A German lady borrowed money from her former paramour for breast implants, and he apparently was threatening to have her new assets “repossessed” after they broke up.
Did you hear the story of the repo man who made more money if he was taking property from a hostile client?
“In the topsy-turvy repo world, it was also in Brown’s financial interests to have a reluctant target. According to his payment plan, Brown was earning $70 for each involuntary repo he completed and a mere $30 for each voluntary one. If Clements was no longer surrendering his truck by choice, then Brown stood to earn more money.
But in this case, it ended in murder. “Reluctant” enough for you?
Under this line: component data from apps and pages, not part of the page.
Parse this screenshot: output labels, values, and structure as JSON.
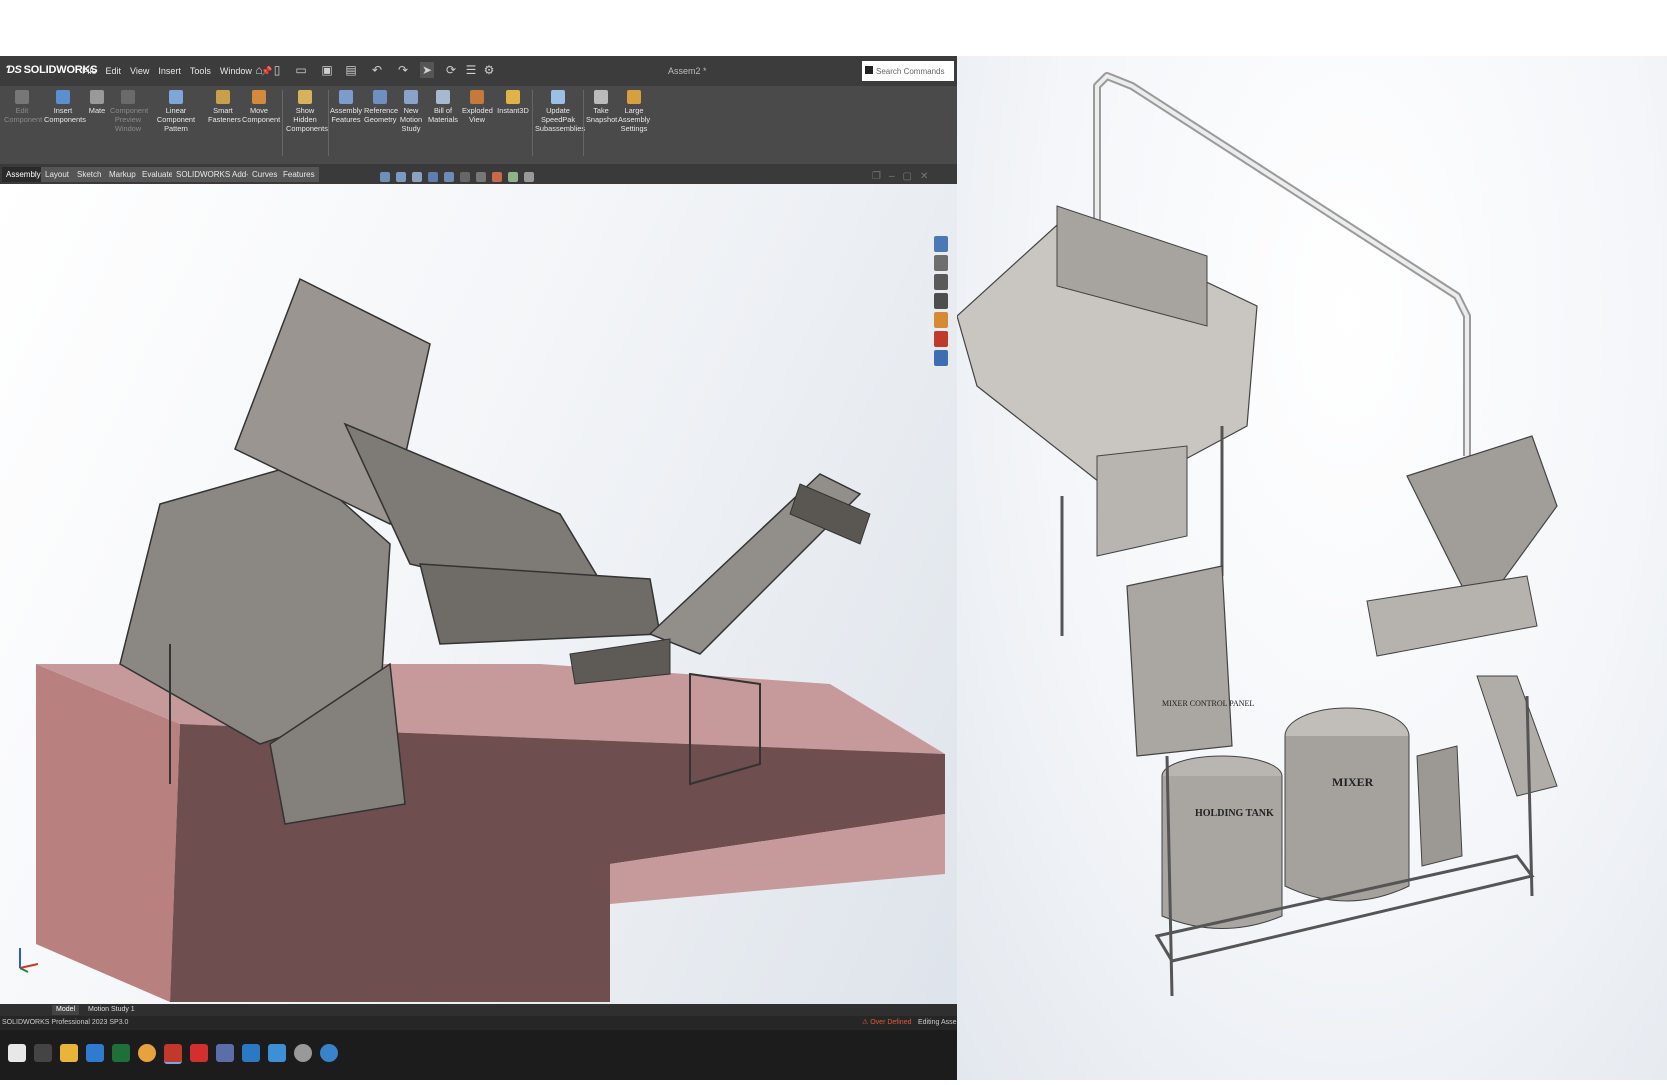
{
  "app": {
    "name": "SOLIDWORKS",
    "title": "Assem2 *",
    "menu": [
      "File",
      "Edit",
      "View",
      "Insert",
      "Tools",
      "Window"
    ],
    "search_placeholder": "Search Commands"
  },
  "ribbon": {
    "commands": [
      {
        "label": "Edit Component",
        "enabled": false
      },
      {
        "label": "Insert Components",
        "enabled": true
      },
      {
        "label": "Mate",
        "enabled": true
      },
      {
        "label": "Component Preview Window",
        "enabled": false
      },
      {
        "label": "Linear Component Pattern",
        "enabled": true
      },
      {
        "label": "Smart Fasteners",
        "enabled": true
      },
      {
        "label": "Move Component",
        "enabled": true
      },
      {
        "label": "Show Hidden Components",
        "enabled": true
      },
      {
        "label": "Assembly Features",
        "enabled": true
      },
      {
        "label": "Reference Geometry",
        "enabled": true
      },
      {
        "label": "New Motion Study",
        "enabled": true
      },
      {
        "label": "Bill of Materials",
        "enabled": true
      },
      {
        "label": "Exploded View",
        "enabled": true
      },
      {
        "label": "Instant3D",
        "enabled": true
      },
      {
        "label": "Update SpeedPak Subassemblies",
        "enabled": true
      },
      {
        "label": "Take Snapshot",
        "enabled": true
      },
      {
        "label": "Large Assembly Settings",
        "enabled": true
      }
    ]
  },
  "tabs": [
    "Assembly",
    "Layout",
    "Sketch",
    "Markup",
    "Evaluate",
    "SOLIDWORKS Add-Ins",
    "Curves",
    "Features"
  ],
  "active_tab": "Assembly",
  "bottom_tabs": [
    "Model",
    "Motion Study 1"
  ],
  "active_bottom_tab": "Model",
  "status": {
    "version": "SOLIDWORKS Professional 2023 SP3.0",
    "warning": "Over Defined",
    "mode": "Editing Asse"
  },
  "overlay_labels": {
    "mixer": "MIXER",
    "holding_tank": "HOLDING TANK",
    "controller": "MIXER CONTROL PANEL"
  },
  "colors": {
    "accent": "#d32f2f",
    "machine": "#8f8b86",
    "base_block": "#c48a8a"
  }
}
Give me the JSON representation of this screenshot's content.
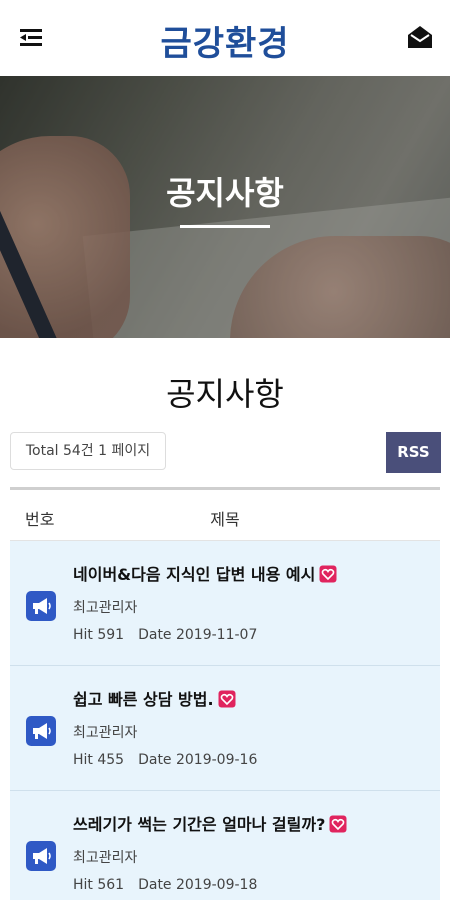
{
  "header": {
    "logo_text": "금강환경",
    "logo_color": "#1f4e9a",
    "menu_icon": "menu-icon",
    "mail_icon": "mail-icon"
  },
  "hero": {
    "title": "공지사항"
  },
  "section": {
    "title": "공지사항",
    "total_text": "Total 54건 1 페이지",
    "rss_label": "RSS",
    "rss_color": "#4a4f7a"
  },
  "table": {
    "col_num": "번호",
    "col_subject": "제목",
    "rows": [
      {
        "title": "네이버&다음 지식인 답변 내용 예시",
        "author": "최고관리자",
        "hit": "Hit 591",
        "date": "Date 2019-11-07"
      },
      {
        "title": "쉽고 빠른 상담 방법.",
        "author": "최고관리자",
        "hit": "Hit 455",
        "date": "Date 2019-09-16"
      },
      {
        "title": "쓰레기가 썩는 기간은 얼마나 걸릴까?",
        "author": "최고관리자",
        "hit": "Hit 561",
        "date": "Date 2019-09-18"
      }
    ]
  },
  "colors": {
    "row_background": "#e8f4fc",
    "notice_icon": "#2f59c5",
    "heart": "#e0245e"
  }
}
And in the housing market, the repossession mistakes and foibles abound.
“Last December, Nilly Mauck, 31, says she came home to find her décor brutally simplified. Mauck claims contractors assigned to repossess condo No. 1156 mistakenly carted off all the furnishing and possessions in No. 1157 — her Las Vegas apartment of two years — everything from immigration records to her wedding dress. Though she’s demanded “$100,000 to $200,000” in compensation, the realtor has offered only $5,000. Mauck has said she’s seeking legal advice and learning “to live with the clothes on her back.”
Actually, the writer of the article above is giving the contractors the benefit of the doubt too much. In my experience as a foreclosure attorney, theft of personal property is just part of the foreclosure, kind of like a tip in a restaurant.
If a person’s credit isn’t very good, they can still get loans. Those loans cost more in interest payments, however, than standard car loans. There are often other conditions of getting the car loan:
“[S]ubprime borrowers like Ms. Bolender must have their car outfitted with a so-called starter interrupt device, which allows lenders to remotely disable the ignition. Using the GPS technology on the devices, the lenders can also track the cars’ location and movements.
The devices, which have been installed in about two million vehicles, are helping feed the subprime boom by enabling more high-risk borrowers to get loans. But there is a big catch. By simply clicking a mouse or tapping a smartphone, lenders retain the ultimate control. Borrowers must stay current with their payments, or lose access to their vehicle.”
When encountering a possibly financially unstable borrower, auto lenders can put a device in the car eerily reminiscent of the breathalyzer that gets a convicted drunk driver’s car to move.
So in these times, often it’s a reposessor’s market.
Car loans have to follow the requirements of the law like any other kind of loan. There are limits on how much interest can be charged and other terms of the loan. Get a legal opinion on your options before you agree to have your car taken from you.
Phone Axsmith Law for help.